Lord Rishabha was the first Tirthankar of our time, and hence is also called Adi-nath, the First Lord. In Jain tradition, he is more than a Tirthankar. As a king, he is credited with development of several innovations affecting the society, as transition was being made from a simple to a more complex society:
prajaaptiryaH prathamaM jiiivishhu sashaasa
As first Prajapati, he taught people, who wanted to earn a living, various professions.
dhammo vi dayamuulo viNimmiyo aadi bamheNa.
The "first Brahma" (Lord Rishabha) established the (ordinary) dharma based on compassion.
The ancient idols of lord Rishaba all show him long shoulder length hair. This is referred to by Acharaya RavisheNa in Padma-PuraNa:
vaatod-dhuutaa jaTaastAAsya rejuraakulamuurtauaH.
dhuumalva iva sad-dhyaan-vahnisaktaya karmaNaH..
Trans: Blowing in the wind, the locks of his hair looked, as if they were smoke coming out the fire buring the karmas.
The Vaishnava text Bhagavata-PuraNa also mentions the locks of hair of Lord Rishaba:
..kutila jatila kapisha-kesha-bhuumibhaaraa.
Rishabaha was the son of King Nabhi and Queen Marudevi. He is mentioned in all the Vaishnava/Shaiva PuraNas, as well as other texts. The Bhagavata says:
ashhTame merudevyaaM tu naabherjaata uruukramaH.
darshayan vartma dhiiraaNaaM sarvaashramanamaskR^itaM..
Trans. In the womb of Merudevi, wife of Nabhi, the lord had his eighth avatara. He showed himself in a form that is to be worshipped by all Shramanas. (Here the author of Bhagavata-PuraNa regards Lord Rishabaha as an avatara).
Bhagavata calls him "shariira maatra parigraha" (body his only possession), "gagana-paridhaanaH" (wearing the sky), vaatarashanaa (wearing the wind).
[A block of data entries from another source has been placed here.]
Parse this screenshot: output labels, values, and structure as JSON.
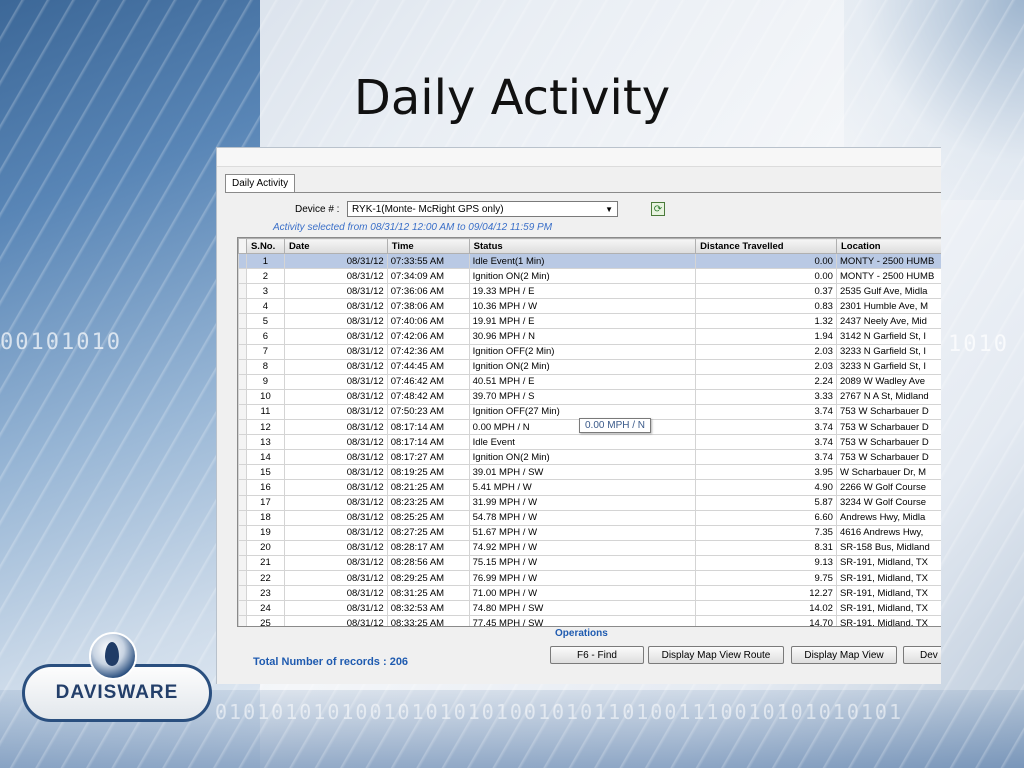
{
  "slide": {
    "title": "Daily Activity"
  },
  "window": {
    "tab_label": "Daily Activity",
    "device_label": "Device # :",
    "device_value": "RYK-1(Monte- McRight GPS only)",
    "activity_range": "Activity selected from 08/31/12 12:00 AM to 09/04/12 11:59 PM",
    "tooltip": "0.00 MPH / N",
    "operations_label": "Operations",
    "total_records": "Total Number of records : 206"
  },
  "grid": {
    "columns": [
      "S.No.",
      "Date",
      "Time",
      "Status",
      "Distance Travelled",
      "Location"
    ],
    "rows": [
      [
        "1",
        "08/31/12",
        "07:33:55 AM",
        "Idle Event(1 Min)",
        "0.00",
        "MONTY - 2500 HUMB"
      ],
      [
        "2",
        "08/31/12",
        "07:34:09 AM",
        "Ignition ON(2 Min)",
        "0.00",
        "MONTY - 2500 HUMB"
      ],
      [
        "3",
        "08/31/12",
        "07:36:06 AM",
        "19.33 MPH / E",
        "0.37",
        "2535 Gulf Ave, Midla"
      ],
      [
        "4",
        "08/31/12",
        "07:38:06 AM",
        "10.36 MPH / W",
        "0.83",
        "2301 Humble Ave, M"
      ],
      [
        "5",
        "08/31/12",
        "07:40:06 AM",
        "19.91 MPH / E",
        "1.32",
        "2437 Neely Ave, Mid"
      ],
      [
        "6",
        "08/31/12",
        "07:42:06 AM",
        "30.96 MPH / N",
        "1.94",
        "3142 N Garfield St, I"
      ],
      [
        "7",
        "08/31/12",
        "07:42:36 AM",
        "Ignition OFF(2 Min)",
        "2.03",
        "3233 N Garfield St, I"
      ],
      [
        "8",
        "08/31/12",
        "07:44:45 AM",
        "Ignition ON(2 Min)",
        "2.03",
        "3233 N Garfield St, I"
      ],
      [
        "9",
        "08/31/12",
        "07:46:42 AM",
        "40.51 MPH / E",
        "2.24",
        "2089 W Wadley Ave"
      ],
      [
        "10",
        "08/31/12",
        "07:48:42 AM",
        "39.70 MPH / S",
        "3.33",
        "2767 N A St, Midland"
      ],
      [
        "11",
        "08/31/12",
        "07:50:23 AM",
        "Ignition OFF(27 Min)",
        "3.74",
        "753 W Scharbauer D"
      ],
      [
        "12",
        "08/31/12",
        "08:17:14 AM",
        "0.00 MPH / N",
        "3.74",
        "753 W Scharbauer D"
      ],
      [
        "13",
        "08/31/12",
        "08:17:14 AM",
        "Idle Event",
        "3.74",
        "753 W Scharbauer D"
      ],
      [
        "14",
        "08/31/12",
        "08:17:27 AM",
        "Ignition ON(2 Min)",
        "3.74",
        "753 W Scharbauer D"
      ],
      [
        "15",
        "08/31/12",
        "08:19:25 AM",
        "39.01 MPH / SW",
        "3.95",
        "W Scharbauer Dr, M"
      ],
      [
        "16",
        "08/31/12",
        "08:21:25 AM",
        "5.41 MPH / W",
        "4.90",
        "2266 W Golf Course"
      ],
      [
        "17",
        "08/31/12",
        "08:23:25 AM",
        "31.99 MPH / W",
        "5.87",
        "3234 W Golf Course"
      ],
      [
        "18",
        "08/31/12",
        "08:25:25 AM",
        "54.78 MPH / W",
        "6.60",
        "Andrews Hwy, Midla"
      ],
      [
        "19",
        "08/31/12",
        "08:27:25 AM",
        "51.67 MPH / W",
        "7.35",
        "4616 Andrews Hwy,"
      ],
      [
        "20",
        "08/31/12",
        "08:28:17 AM",
        "74.92 MPH / W",
        "8.31",
        "SR-158 Bus, Midland"
      ],
      [
        "21",
        "08/31/12",
        "08:28:56 AM",
        "75.15 MPH / W",
        "9.13",
        "SR-191, Midland, TX"
      ],
      [
        "22",
        "08/31/12",
        "08:29:25 AM",
        "76.99 MPH / W",
        "9.75",
        "SR-191, Midland, TX"
      ],
      [
        "23",
        "08/31/12",
        "08:31:25 AM",
        "71.00 MPH / W",
        "12.27",
        "SR-191, Midland, TX"
      ],
      [
        "24",
        "08/31/12",
        "08:32:53 AM",
        "74.80 MPH / SW",
        "14.02",
        "SR-191, Midland, TX"
      ],
      [
        "25",
        "08/31/12",
        "08:33:25 AM",
        "77.45 MPH / SW",
        "14.70",
        "SR-191, Midland, TX"
      ]
    ]
  },
  "buttons": {
    "find": "F6 - Find",
    "map_route": "Display Map View Route",
    "map_view": "Display Map View",
    "dev": "Dev"
  },
  "logo": {
    "text": "DAVISWARE"
  },
  "decor": {
    "binary_left": "00101010",
    "binary_right": "1010",
    "binary_bottom": "0101010101001010101010010101101001110010101010101"
  }
}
While some sectarian bias is apparent in some of the non-Jain texts, both Lord Rishabha and his son Bharata are mentioned respectfully in the Hindu Puranas.